Even though squash is easy to play for anybody, play it wrong and you can expose yourself to injury. Every game requires a quick pace, fast reflexes, and quick a bit of sprinting, turning, and jumping a confined space. If you play with the wrong technique, or sprint, stop, pivot or practice any repetitive arm movements, you invite a number of lower and upper limb injuries. Back injuries and pain are the most common, due to the stooping motions required to reach low balls.

Back Pain Symptoms

Typical back pain symptoms include:

  • Localized back pain, with no radiation into your buttock or leg.
  • Back muscle tenderness and/or spasm.
  • Protective back stiffness.
  • Sudden back pain onset.

In more serious cases, you will experience

  • pins and needles (paresthesia),
  • numbness (anesthesia),
  • leg muscle weakness,
  • altered reflexes,
  • difficulty walking,
  • loss of control of bladder or bowels.

Solutions for Back Pain

Most physical therapy programs are designed to treat low back pain and include a combination of numerous exercises and stretches, which include:

Back stretch

– Lie on your back, hands above your head.
– Bend your knees and roll them slowly to one side while keeping your feet on the floor.
– Hold for 10 seconds.
– Repeat 3 times on each side.

Deep Lunge

– Kneel on one knee, the other foot in front.
– Facing forwards, lift the back knee up. Hold for 5 seconds.
– Repeat 3 times on each side.

One-leg stand (front)

– Holding onto something for support if needed, bend one leg up behind you.
– Hold for 5 seconds.
– Repeat 3 times on each side.

Pelvic tilt

– Lie down with your knees bent.
– Tighten your stomach muscles and flatten your back against the floor.
– Hold for 5 seconds.
– Repeat 5 times.

If the idea of exercising regularly doesn’t excite you, one of the simplest methods to prevent back pain is by following a simple pre-game warm-up routine.

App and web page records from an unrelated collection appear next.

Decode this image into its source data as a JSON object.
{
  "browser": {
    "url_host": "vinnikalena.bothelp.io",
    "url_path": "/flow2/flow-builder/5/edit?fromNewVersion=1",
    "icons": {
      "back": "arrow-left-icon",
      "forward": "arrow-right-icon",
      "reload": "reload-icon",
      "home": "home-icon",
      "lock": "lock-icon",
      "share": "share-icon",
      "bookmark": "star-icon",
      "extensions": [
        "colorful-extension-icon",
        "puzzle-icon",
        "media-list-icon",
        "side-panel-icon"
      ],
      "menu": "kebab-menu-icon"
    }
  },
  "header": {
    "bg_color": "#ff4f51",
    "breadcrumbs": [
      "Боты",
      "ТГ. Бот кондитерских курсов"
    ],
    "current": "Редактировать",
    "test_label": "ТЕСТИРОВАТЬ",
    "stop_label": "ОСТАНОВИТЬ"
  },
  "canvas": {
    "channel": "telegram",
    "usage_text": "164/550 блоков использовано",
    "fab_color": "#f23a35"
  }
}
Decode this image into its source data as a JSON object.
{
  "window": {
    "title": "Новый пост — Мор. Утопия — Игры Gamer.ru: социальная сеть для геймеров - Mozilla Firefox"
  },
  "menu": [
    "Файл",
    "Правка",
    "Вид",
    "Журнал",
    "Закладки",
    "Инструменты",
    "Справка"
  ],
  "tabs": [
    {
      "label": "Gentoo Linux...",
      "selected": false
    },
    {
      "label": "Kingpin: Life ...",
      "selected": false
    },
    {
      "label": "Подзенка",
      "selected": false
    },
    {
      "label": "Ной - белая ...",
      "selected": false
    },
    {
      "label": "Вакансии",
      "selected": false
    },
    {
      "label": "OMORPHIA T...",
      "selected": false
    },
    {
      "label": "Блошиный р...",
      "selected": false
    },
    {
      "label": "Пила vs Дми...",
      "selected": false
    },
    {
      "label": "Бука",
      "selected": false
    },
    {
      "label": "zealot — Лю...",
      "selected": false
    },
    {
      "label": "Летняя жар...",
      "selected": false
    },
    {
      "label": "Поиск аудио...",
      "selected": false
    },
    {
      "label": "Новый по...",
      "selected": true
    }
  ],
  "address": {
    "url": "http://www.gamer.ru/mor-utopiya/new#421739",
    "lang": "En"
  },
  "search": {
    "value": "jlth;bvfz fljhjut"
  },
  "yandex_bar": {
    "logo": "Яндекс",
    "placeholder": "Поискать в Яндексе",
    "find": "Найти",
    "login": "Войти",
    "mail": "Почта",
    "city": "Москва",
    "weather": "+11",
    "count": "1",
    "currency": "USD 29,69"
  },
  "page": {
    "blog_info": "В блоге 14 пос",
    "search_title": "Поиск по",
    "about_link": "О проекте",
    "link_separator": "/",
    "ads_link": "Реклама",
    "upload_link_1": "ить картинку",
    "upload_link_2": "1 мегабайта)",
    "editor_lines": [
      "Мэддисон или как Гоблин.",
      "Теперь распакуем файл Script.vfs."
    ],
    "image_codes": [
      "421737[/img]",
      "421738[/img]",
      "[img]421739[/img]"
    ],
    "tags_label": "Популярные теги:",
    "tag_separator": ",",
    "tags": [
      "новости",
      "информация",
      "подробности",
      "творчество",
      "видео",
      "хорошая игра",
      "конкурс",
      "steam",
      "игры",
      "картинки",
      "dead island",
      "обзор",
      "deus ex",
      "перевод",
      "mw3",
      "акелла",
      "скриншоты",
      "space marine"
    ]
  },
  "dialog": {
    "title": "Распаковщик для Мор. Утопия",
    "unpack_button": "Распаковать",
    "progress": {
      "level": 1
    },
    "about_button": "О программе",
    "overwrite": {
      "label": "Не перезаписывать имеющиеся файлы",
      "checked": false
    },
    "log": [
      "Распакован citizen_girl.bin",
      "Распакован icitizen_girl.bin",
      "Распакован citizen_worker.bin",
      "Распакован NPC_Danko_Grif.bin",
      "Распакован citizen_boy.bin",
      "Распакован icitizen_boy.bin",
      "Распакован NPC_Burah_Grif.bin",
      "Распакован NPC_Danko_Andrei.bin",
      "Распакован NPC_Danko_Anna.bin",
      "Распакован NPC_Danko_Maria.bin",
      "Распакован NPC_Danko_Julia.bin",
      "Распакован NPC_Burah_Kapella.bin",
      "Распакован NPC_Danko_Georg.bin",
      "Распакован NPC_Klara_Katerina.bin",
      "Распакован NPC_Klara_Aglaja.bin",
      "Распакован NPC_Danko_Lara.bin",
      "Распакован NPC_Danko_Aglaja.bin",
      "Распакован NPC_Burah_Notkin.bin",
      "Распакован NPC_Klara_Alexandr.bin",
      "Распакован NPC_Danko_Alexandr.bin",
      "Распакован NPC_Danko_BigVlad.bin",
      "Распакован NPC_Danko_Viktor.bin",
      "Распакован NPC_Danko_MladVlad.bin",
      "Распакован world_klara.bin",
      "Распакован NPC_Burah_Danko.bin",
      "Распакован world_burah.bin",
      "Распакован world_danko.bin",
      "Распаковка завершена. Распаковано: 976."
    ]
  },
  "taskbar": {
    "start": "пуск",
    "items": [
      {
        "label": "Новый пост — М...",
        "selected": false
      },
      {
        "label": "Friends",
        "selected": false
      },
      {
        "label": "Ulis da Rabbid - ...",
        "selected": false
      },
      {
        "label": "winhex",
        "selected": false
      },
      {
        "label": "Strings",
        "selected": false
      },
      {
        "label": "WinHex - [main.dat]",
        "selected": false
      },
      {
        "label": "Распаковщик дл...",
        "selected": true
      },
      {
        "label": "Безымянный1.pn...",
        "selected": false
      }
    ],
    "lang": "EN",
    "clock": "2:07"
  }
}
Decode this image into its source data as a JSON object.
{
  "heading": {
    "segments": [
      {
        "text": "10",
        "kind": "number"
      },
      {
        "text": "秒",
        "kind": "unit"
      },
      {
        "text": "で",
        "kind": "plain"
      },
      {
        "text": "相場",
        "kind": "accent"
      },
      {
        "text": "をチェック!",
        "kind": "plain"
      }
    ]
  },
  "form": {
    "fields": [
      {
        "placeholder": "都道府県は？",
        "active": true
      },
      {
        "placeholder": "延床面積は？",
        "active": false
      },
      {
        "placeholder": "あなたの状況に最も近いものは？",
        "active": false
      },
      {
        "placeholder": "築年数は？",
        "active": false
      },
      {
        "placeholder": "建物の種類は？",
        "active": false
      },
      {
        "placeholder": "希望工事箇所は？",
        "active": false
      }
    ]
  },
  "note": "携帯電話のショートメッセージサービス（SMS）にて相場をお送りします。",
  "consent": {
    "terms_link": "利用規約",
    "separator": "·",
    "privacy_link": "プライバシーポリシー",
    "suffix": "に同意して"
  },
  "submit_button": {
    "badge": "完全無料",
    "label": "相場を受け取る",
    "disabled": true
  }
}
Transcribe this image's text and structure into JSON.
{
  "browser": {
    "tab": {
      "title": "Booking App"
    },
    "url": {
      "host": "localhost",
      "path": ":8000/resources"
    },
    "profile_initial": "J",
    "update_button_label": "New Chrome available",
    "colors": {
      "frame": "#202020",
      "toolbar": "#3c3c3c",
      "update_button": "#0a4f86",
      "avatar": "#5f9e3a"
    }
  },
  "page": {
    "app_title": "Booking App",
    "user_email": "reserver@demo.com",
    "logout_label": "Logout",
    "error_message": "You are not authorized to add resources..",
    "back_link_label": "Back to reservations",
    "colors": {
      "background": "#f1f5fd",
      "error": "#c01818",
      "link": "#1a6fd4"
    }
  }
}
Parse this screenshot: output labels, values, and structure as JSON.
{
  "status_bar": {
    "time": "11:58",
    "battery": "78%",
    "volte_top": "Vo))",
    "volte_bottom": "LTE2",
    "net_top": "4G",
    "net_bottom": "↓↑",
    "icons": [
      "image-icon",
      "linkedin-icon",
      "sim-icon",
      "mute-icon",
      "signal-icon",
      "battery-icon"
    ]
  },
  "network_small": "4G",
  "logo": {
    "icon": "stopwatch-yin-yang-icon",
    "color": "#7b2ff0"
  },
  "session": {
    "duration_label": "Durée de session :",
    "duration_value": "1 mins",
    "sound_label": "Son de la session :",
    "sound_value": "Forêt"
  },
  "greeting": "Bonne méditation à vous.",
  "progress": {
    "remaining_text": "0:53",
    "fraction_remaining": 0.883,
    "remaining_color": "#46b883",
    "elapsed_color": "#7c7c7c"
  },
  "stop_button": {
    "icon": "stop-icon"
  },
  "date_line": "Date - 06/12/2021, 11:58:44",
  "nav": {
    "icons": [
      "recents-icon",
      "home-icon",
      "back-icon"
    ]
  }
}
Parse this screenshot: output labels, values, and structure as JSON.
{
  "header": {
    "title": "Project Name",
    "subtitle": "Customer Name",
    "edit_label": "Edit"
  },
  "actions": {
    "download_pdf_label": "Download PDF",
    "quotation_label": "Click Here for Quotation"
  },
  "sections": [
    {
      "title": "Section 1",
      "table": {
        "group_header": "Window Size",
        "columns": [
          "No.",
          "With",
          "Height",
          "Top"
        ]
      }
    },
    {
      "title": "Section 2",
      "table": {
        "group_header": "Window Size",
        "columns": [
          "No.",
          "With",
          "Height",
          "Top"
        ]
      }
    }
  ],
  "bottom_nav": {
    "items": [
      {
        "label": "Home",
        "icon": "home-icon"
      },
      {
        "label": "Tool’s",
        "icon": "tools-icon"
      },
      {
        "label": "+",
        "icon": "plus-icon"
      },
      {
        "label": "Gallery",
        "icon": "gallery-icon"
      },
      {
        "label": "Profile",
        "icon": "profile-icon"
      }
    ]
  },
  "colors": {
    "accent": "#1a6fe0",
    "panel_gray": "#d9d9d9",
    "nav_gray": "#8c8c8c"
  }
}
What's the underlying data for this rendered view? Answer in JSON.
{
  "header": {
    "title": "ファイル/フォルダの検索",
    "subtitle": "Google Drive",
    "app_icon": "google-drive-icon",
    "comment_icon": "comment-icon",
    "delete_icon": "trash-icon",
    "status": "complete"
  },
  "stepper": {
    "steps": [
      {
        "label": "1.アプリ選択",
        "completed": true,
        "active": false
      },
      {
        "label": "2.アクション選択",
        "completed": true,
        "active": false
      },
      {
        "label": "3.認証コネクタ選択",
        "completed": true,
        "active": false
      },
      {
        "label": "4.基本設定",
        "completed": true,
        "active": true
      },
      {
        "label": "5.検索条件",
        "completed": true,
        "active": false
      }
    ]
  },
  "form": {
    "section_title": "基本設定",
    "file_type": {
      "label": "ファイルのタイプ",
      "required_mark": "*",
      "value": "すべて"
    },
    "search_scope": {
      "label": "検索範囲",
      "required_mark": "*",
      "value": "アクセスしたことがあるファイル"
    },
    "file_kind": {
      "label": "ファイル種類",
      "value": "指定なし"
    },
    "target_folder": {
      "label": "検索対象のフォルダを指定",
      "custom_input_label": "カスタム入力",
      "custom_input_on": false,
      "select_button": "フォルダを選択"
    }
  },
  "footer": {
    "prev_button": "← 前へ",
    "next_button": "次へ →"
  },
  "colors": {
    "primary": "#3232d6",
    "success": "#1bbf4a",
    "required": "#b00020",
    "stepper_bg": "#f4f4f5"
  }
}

If you think there is no difference despite warming up and taking other precautions, contact your local physiotherapist for help. Members of the In Home Therapy team can come to your home or office to provide support.